Dustin Steinhoff, News Editor

Local

Lamar Catchings, a 20-year-old St. Louis County inmate, was found dead in his cell March 1 following days of health deterioration. According to a report from the county medical examiner obtained by the St. Louis Post-Dispatch April 11, Catchings’ cause of death was acute promyelocytic leukemia.

The condition causes life-threatening blood-clotting or bleeding problem if not treated, according to the American Cancer Society. The disease can be detected through the use of blood tests.

Due to the advances in the treatment and diagnosis of this disease over the years, acute promyelocytic leukemia is known by the Leukemia & Lymphoma Society to be the most curable form of adult leukemia.

For a person to develop leukemia and die before it is diagnosed is “not common at all but that’s not to say it can’t happen,” the medical examiner, Dr. Mary Case, said in an interview with the St. Louis Post-Dispatch. “It happened in this case.”

National

Prominent Democratic attorney Greg Craig was indicted by a federal grand jury Thursday. He is being charged with providing false statements and hiding material information in connection with work he conducted for the country of Ukraine.
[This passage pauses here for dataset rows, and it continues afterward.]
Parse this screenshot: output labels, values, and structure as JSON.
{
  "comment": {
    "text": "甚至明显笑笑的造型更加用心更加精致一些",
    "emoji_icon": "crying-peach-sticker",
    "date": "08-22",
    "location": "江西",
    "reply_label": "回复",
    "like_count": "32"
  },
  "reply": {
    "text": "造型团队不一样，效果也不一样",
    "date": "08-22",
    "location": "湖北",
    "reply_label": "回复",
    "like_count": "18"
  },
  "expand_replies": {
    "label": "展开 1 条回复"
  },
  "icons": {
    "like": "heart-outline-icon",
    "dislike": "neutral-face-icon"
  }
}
Craig’s indictment does not come as a surprise considering Craig’s own lawyers stated they anticipated this outcome March 10.

Craig’s case originated from the findings of Robert Mueller’s investigation, with Craig being amongst the highest-profile Democrats to be charged for a crime stemming from Mueller’s investigation.

According to the charges against Craig, his work in Ukraine in 2012 as a partner at the law firm Skadden, Arps, Slate, Meagher & Flom LLP has been called into question. The Justice Department claims it was President Donald Trump’s future campaign manager Paul Manafort who arranged for Skadden to be hired to work in Ukraine.

The U.S. Attorney’s office for the District of Columbia is handling the case against Craig in connection with the national security division of the Justice Department.

International

The president of Sudan, Omar al-Bashir, has been arrested and forced to give up his position of power following a military coup.

The military coup to overthrow Bashir follows over 30 years of his rule of Sudan, which he himself obtained through a military coup.

In a televised statement given April 11, Sudanese Defense Minister Awad Mohamed Ahmed Ibn Auf stated that Bashir’s government has been disbanded. He also stated that to oversee the transition of power from one leader to the next, a military council will assume control for the next two years.

The uprising against Bashir’s rule had become popular in the country, which was further supported by the thousands of Sudanese citizens who flocked to the streets following the president’s removal. The streets of Khartoum, the capital of Sudan, were flooded with celebration once news of Bashir’s fall spread across the country.

However, according to CNN, the cheers came to a halt following the defense minister’s announcement. A crowd even formed and began chanting, “The people want to topple Ibn Auf.”

Despite the fall of Bashir, it appears Sudan’s political struggle has not reached an end quite yet.